Since we attend the traditional Latin Mass, we observe the traditional liturgical calendar in our home as well. You may notice that certain feasts I mention below are on different days than you are used to.
2013 Traditional Liturgical Calendar, The Seraphim Company
Butler's Lives of the Saints Vol. III, Thurston and Atwater version - by far the best version of Butler's, and it follows the old calendar. It's hard to put down once you pick it up - the stories are fascinating!
St. Andrew's Daily Missal (1953)
Around the Year with the Trapp family, Maria Von Trapp - I've mentioned this book a number of times. I absolutely can't say enough good about it. A wonderful source for how to observe the feasts and fasts of the Church.
The Bad Catholic's Guide to Good Living: A Loving Look at the Lighter Side of Catholic Faith, with Recipes for Feasts and Fun , John zmirak and Denise Matychowiak- very amusing book, with some real and some tongue-in-cheek suggestions for celebrating the Catholic year. Follows the new calendar, though, so a little more flipping around to find what I needed.
Feast Day Cookbook; The Traditional Catholic Feast Day Dishes of Many Lands - I've mentioned this one before as well.
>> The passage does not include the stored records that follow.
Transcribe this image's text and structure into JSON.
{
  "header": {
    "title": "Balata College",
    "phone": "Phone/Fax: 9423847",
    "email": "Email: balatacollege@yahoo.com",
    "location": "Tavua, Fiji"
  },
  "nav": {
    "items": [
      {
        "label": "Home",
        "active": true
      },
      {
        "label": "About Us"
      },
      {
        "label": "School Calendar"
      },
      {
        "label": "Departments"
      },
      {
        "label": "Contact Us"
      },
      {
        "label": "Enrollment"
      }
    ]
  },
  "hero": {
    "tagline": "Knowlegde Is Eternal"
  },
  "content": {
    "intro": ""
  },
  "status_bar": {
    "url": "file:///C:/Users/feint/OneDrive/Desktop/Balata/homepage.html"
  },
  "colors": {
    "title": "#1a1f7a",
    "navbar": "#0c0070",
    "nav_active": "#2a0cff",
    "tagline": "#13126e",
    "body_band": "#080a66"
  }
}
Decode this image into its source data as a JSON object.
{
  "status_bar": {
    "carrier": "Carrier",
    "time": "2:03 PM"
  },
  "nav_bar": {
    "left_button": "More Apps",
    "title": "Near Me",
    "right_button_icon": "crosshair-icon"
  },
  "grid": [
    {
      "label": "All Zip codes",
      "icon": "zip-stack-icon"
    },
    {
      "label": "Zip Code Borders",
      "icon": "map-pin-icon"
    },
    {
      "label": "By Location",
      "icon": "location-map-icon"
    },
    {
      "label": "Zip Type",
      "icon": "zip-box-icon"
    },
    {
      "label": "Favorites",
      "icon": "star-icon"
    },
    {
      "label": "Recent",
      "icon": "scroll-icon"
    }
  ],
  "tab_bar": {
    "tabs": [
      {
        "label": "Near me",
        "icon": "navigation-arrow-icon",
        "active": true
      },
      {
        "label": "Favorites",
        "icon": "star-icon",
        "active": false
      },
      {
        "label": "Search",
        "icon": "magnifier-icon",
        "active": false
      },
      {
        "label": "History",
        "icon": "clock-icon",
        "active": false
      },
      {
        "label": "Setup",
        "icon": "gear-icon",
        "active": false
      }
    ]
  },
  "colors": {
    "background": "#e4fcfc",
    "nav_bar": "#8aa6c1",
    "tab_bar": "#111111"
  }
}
Good source of information and recipes (though some are a bit "dated" in terms of ingredients).
The Catholic Home: Celebrations and Traditions for Holidays, Feast Days, and Every Day - This book came highly recommended by several blogs and by Amazon ratings. I haven't read enough of it to give a recommendation either for or against.
The Big Book of Catholic Customs and Traditions for Children's Faith Formation - this book sounded pretty promising, but I find that there's not a lot of "meat" to it, and a lot of suggestions for activities are only vaguely Catholic and/or kinda corny.
Some good online sources for these sorts of things: Shower of Roses and Catholic Icing
July 1 - Most Precious Blood of Our Lord
Have friends over for dinner of red meat and red wine, and pray the Litany of The Most Precious Blood.
The whole month of July is dedicated to the Precious Blood, so this would be an appropriate prayer to use on any day.
July 2 - Visitation of the Blessed Virgin Mary
This is one of the joyful Mysteries of the Rosary, so I suggested to Tom that maybe we pray that particular decade of the Rosary. He decided we should be more ambitious and say a whole Rosary instead. But it seems weird to use the Joyful Mysteries on a Tuesday (which is usually for the Sorrowful Mysteries). Can you mix and match?? Maybe we should just pray (sing?) the Magnificat instead.
July 4 - American Independence Day (not actually in the Catholic Calendar!)
Prayer for Government (because they could really use it)
July 8 - St. Elizabeth Queen of Portugal
Read her story in Lives of the Saints since it's pretty inspiring, and read Proverbs 31:10-31 which is part of the Mass Propers for her feast day.
July 14 - St. Kateri Tekakwitha (technically not in the traditional calendar, since she was only recently canonized).
Read a story about her life? It's also St. Bonaventure's feast day, who would be good to learn more about.
July 16 - Our Lady of Mount Carmel
Maybe just tell Sly the story of this apparition. He already knows about scapulars, since Tom and I wear them, and he recognizes St. Simon Stock, as he appears on the back of Tom's scapular. We could also eat caramels, even though it's a *little* cheesy :-)
July 22 - St. Mary Magdalen
July 25 - St. James the Apostle
His symbol is the cockleshell (which has become the symbol for pilgrims), and shellfish are traditionally eaten for his feast day. I think they're all pretty gross, though...so we might substitute shrimp. I know, it's kind of a stretch. He's the patron of Spain...what's a type of Spanish food?
July 26 - St. Anne Mother of the Blessed Virgin Mary
She is patroness of homemakers and mothers (among many other people). She is definitely a Saint I can benefit from. I'm still looking for a good way to celebrate her feast. The Feast Day cookbook suggests cooking in the style of Brittany (in France), since there is a strong devotion to her there. hmm...not sure what that might be. Perhaps we can do something with that mysterious bottle of "St. Anne water" my uncle gave us.
July 29 - St. Martha
Another patroness of housewives. I would like to read her story in the Gospels. Perhaps I could serve a dinner of savory soup and some good crusty bread (which I like to think is similar to the meal she made when Christ came to visit).
We'll see how this month goes. I think Tom and I both benefit spiritually from these kinds of observances, and it might even teach Sly a little something. Ideally, over time, it will become as natural to take note of the day's feast and act accordingly as it is to take note of the fact of it being "Tuesday" or "Friday", and perform the activities or errands proper to that day of the week.
I am more than open to hearing other suggestions!